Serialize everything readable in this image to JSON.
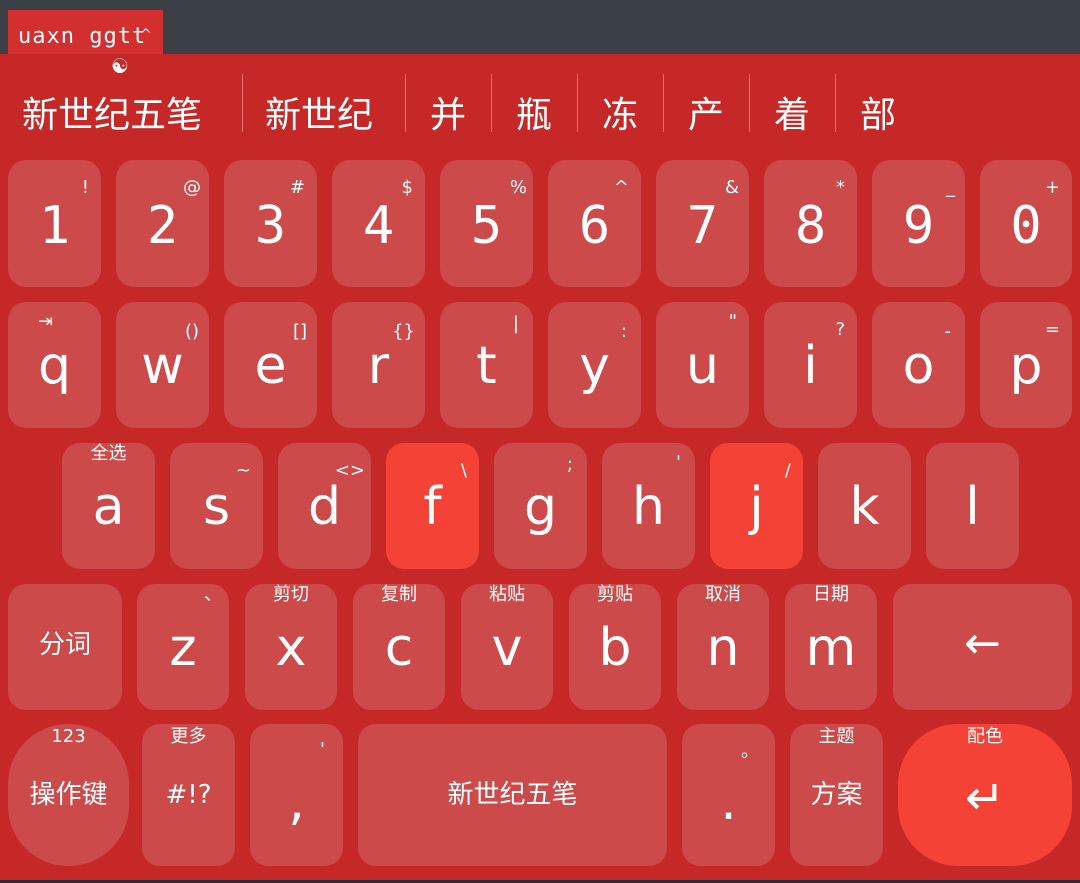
{
  "composition": {
    "text": "uaxn ggtt",
    "caret": "^"
  },
  "logo_icon": "yin-yang-icon",
  "logo_glyph": "☯",
  "candidates": [
    "新世纪五笔",
    "新世纪",
    "并",
    "瓶",
    "冻",
    "产",
    "着",
    "部"
  ],
  "rows": {
    "numbers": [
      {
        "main": "1",
        "sub": "!"
      },
      {
        "main": "2",
        "sub": "@"
      },
      {
        "main": "3",
        "sub": "#"
      },
      {
        "main": "4",
        "sub": "$"
      },
      {
        "main": "5",
        "sub": "%"
      },
      {
        "main": "6",
        "sub": "^"
      },
      {
        "main": "7",
        "sub": "&"
      },
      {
        "main": "8",
        "sub": "*"
      },
      {
        "main": "9",
        "sub": "_"
      },
      {
        "main": "0",
        "sub": "+"
      }
    ],
    "qwerty": [
      {
        "main": "q",
        "sub": "⇥"
      },
      {
        "main": "w",
        "sub": "()"
      },
      {
        "main": "e",
        "sub": "[]"
      },
      {
        "main": "r",
        "sub": "{}"
      },
      {
        "main": "t",
        "sub": "|"
      },
      {
        "main": "y",
        "sub": ":"
      },
      {
        "main": "u",
        "sub": "\""
      },
      {
        "main": "i",
        "sub": "?"
      },
      {
        "main": "o",
        "sub": "-"
      },
      {
        "main": "p",
        "sub": "="
      }
    ],
    "asdf": [
      {
        "main": "a",
        "hint": "全选"
      },
      {
        "main": "s",
        "sub": "~"
      },
      {
        "main": "d",
        "sub": "<>"
      },
      {
        "main": "f",
        "sub": "\\"
      },
      {
        "main": "g",
        "sub": ";"
      },
      {
        "main": "h",
        "sub": "'"
      },
      {
        "main": "j",
        "sub": "/"
      },
      {
        "main": "k",
        "sub": ""
      },
      {
        "main": "l",
        "sub": ""
      }
    ],
    "zxcv": [
      {
        "main": "z",
        "hint": "、"
      },
      {
        "main": "x",
        "hint": "剪切"
      },
      {
        "main": "c",
        "hint": "复制"
      },
      {
        "main": "v",
        "hint": "粘贴"
      },
      {
        "main": "b",
        "hint": "剪贴"
      },
      {
        "main": "n",
        "hint": "取消"
      },
      {
        "main": "m",
        "hint": "日期"
      }
    ]
  },
  "special": {
    "segment_label": "分词",
    "backspace_glyph": "←",
    "ops_hint": "123",
    "ops_label": "操作键",
    "symbols_hint": "更多",
    "symbols_label": "#!?",
    "comma_hint": "'",
    "comma_main": ",",
    "space_label": "新世纪五笔",
    "period_hint": "。",
    "period_main": ".",
    "scheme_hint": "主题",
    "scheme_label": "方案",
    "enter_hint": "配色",
    "enter_glyph": "↵"
  },
  "colors": {
    "keyboard_bg": "#c62828",
    "key_bg": "#cd4a4a",
    "accent_key": "#f44336",
    "top_bar": "#3b4047"
  }
}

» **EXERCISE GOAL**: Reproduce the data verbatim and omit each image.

» **EXPECTED ANSWER**:
Serialize everything readable in this image to JSON.
{
  "composition": {
    "text": "uaxn ggtt",
    "caret": "^"
  },
  "logo_icon": "yin-yang-icon",
  "logo_glyph": "☯",
  "candidates": [
    "新世纪五笔",
    "新世纪",
    "并",
    "瓶",
    "冻",
    "产",
    "着",
    "部"
  ],
  "rows": {
    "numbers": [
      {
        "main": "1",
        "sub": "!"
      },
      {
        "main": "2",
        "sub": "@"
      },
      {
        "main": "3",
        "sub": "#"
      },
      {
        "main": "4",
        "sub": "$"
      },
      {
        "main": "5",
        "sub": "%"
      },
      {
        "main": "6",
        "sub": "^"
      },
      {
        "main": "7",
        "sub": "&"
      },
      {
        "main": "8",
        "sub": "*"
      },
      {
        "main": "9",
        "sub": "_"
      },
      {
        "main": "0",
        "sub": "+"
      }
    ],
    "qwerty": [
      {
        "main": "q",
        "sub": "⇥"
      },
      {
        "main": "w",
        "sub": "()"
      },
      {
        "main": "e",
        "sub": "[]"
      },
      {
        "main": "r",
        "sub": "{}"
      },
      {
        "main": "t",
        "sub": "|"
      },
      {
        "main": "y",
        "sub": ":"
      },
      {
        "main": "u",
        "sub": "\""
      },
      {
        "main": "i",
        "sub": "?"
      },
      {
        "main": "o",
        "sub": "-"
      },
      {
        "main": "p",
        "sub": "="
      }
    ],
    "asdf": [
      {
        "main": "a",
        "hint": "全选"
      },
      {
        "main": "s",
        "sub": "~"
      },
      {
        "main": "d",
        "sub": "<>"
      },
      {
        "main": "f",
        "sub": "\\"
      },
      {
        "main": "g",
        "sub": ";"
      },
      {
        "main": "h",
        "sub": "'"
      },
      {
        "main": "j",
        "sub": "/"
      },
      {
        "main": "k",
        "sub": ""
      },
      {
        "main": "l",
        "sub": ""
      }
    ],
    "zxcv": [
      {
        "main": "z",
        "hint": "、"
      },
      {
        "main": "x",
        "hint": "剪切"
      },
      {
        "main": "c",
        "hint": "复制"
      },
      {
        "main": "v",
        "hint": "粘贴"
      },
      {
        "main": "b",
        "hint": "剪贴"
      },
      {
        "main": "n",
        "hint": "取消"
      },
      {
        "main": "m",
        "hint": "日期"
      }
    ]
  },
  "special": {
    "segment_label": "分词",
    "backspace_glyph": "←",
    "ops_hint": "123",
    "ops_label": "操作键",
    "symbols_hint": "更多",
    "symbols_label": "#!?",
    "comma_hint": "'",
    "comma_main": ",",
    "space_label": "新世纪五笔",
    "period_hint": "。",
    "period_main": ".",
    "scheme_hint": "主题",
    "scheme_label": "方案",
    "enter_hint": "配色",
    "enter_glyph": "↵"
  },
  "colors": {
    "keyboard_bg": "#c62828",
    "key_bg": "#cd4a4a",
    "accent_key": "#f44336",
    "top_bar": "#3b4047"
  }
}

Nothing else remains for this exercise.